The losses we experience in our lives do not readily come up for discussion. We either avoid them or let them be, no questions asked. That way we don't have to lie. Most of the time we don't know what to say anyway, or we say something that is totally not helpful: "You must miss out on a lot of things."
My usual answer: "I don't think I miss too much."
My hearing loss has been a big adjustment. Gradually it has become worse, and now it is profound. Modern technology has been a great bonus for me, such as a digital hearing aid as well as my computer and iPad that I use to make my voice heard. Using closed captioning, I can still watch TV. An FM system (hearing loop) works well for me, but the telephone just does not cut it anymore.
Not being able to hear well brings many frustrations, but I try to put this loss in the right perspective. It is no one’s fault. Although I have remind people that they are speaking too fast and are not articulating their words well, in reality nobody is to blame.

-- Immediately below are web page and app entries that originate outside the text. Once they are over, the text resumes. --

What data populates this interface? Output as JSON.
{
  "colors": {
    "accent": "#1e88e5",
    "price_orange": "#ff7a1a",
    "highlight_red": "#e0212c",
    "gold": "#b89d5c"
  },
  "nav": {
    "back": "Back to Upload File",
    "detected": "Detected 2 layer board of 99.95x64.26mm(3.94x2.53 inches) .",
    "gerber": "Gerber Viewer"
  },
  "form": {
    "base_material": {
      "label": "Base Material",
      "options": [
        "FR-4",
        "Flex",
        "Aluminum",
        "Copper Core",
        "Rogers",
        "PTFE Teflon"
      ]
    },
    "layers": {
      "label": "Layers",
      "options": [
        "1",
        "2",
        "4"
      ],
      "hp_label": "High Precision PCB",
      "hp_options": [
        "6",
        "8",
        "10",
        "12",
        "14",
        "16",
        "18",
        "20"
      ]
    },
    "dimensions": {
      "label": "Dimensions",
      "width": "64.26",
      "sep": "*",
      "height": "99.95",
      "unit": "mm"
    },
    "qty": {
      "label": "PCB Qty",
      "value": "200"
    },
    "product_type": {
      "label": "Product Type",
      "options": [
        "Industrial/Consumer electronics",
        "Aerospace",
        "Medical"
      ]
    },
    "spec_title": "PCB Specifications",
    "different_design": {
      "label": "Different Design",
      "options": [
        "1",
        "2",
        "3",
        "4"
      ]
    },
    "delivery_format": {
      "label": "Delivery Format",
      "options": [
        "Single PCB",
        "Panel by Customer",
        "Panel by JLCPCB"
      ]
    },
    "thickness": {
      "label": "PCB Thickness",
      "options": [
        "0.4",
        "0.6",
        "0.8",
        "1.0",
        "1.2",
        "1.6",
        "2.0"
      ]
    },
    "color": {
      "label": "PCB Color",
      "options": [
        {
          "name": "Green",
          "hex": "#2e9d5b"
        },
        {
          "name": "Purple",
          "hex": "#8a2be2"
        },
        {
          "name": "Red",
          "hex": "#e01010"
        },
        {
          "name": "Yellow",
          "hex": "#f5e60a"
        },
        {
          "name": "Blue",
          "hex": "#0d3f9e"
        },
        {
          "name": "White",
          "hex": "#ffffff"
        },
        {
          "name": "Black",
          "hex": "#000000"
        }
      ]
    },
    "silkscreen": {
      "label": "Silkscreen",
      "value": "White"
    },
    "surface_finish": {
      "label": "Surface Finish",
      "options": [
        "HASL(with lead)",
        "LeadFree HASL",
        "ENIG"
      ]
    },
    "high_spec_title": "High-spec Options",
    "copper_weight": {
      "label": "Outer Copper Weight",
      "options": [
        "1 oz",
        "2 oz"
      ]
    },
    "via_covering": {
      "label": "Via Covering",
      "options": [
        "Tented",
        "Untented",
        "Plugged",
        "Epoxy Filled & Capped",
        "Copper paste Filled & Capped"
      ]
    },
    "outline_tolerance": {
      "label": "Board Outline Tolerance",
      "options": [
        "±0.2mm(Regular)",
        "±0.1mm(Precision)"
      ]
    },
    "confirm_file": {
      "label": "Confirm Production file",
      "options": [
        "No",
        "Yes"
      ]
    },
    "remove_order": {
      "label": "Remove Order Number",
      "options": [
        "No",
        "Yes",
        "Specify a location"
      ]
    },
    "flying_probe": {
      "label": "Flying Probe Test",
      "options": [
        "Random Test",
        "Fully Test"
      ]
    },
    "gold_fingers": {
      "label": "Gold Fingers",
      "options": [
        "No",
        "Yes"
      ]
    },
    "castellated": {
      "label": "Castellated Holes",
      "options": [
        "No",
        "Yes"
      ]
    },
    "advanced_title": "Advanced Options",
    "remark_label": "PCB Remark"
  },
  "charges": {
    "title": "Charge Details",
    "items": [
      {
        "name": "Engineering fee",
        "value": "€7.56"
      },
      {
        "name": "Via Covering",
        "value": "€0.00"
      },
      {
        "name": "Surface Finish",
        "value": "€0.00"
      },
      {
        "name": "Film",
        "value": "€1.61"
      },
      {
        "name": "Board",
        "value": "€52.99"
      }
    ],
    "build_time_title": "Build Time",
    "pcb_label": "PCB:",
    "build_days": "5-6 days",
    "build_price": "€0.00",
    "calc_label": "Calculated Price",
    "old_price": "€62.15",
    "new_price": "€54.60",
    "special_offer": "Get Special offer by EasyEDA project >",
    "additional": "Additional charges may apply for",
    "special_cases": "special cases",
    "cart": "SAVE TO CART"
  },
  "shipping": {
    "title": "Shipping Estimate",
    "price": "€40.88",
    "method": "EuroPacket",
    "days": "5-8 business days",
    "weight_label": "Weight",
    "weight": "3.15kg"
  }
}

I am blessed with an inquisitive mind, but sometimes it has become a stumbling block. For instance: when I sit in church I need to be able to hear what the pastor is saying and praying. I cannot possibly sit there and act as if everything is okay, when I don't have a clue what is said. So I have learned to ask for help. Fortunately I have pastors who are most willing to send me their sermons in advance, so that I can follow every word on my iPad during the service. I thank them regularly for their efforts.
It is difficult for others to remember what my loss is all about, and I understand that. Sometimes even my own children forget, although they try to make accommodations whenever they can.
Helping the hard of hearing is an educational process. Here are some helpful hints.
- Always face the person you are talking to.
- Talk slower, not louder.
- Make sure the other can see your lips when you talk. (I do a lot of lip reading.)
- Find a quiet environment to have a conversation. (At church, when someone wants to talk to me, I usually move towards the empty council room.)
- Use pen and paper when needed to clarify the situation.
- Have patience. Sometimes a person will say something to me, and I miss the point. So I ask him/her to say it again.
I make one blunder after another and we can laugh about it, which is great. No need to take myself so seriously. And no apology needed either. If I repeat what I think the other person is saying, it is often different. We both have a good laugh.
It does not get easier as time goes on, but one thing has helped me greatly. Though I am alone, I am not lonely. As I regularly assess my situation, I discover that there are lots of things I still can do. I love knitting and crocheting. I love to surprise people and give away handmade items. I have a passion for books and love reading a good story. Any kind of music is out. I can think, write, see, feel, touch, smell. When I look at all the possibilities, life becomes exciting again.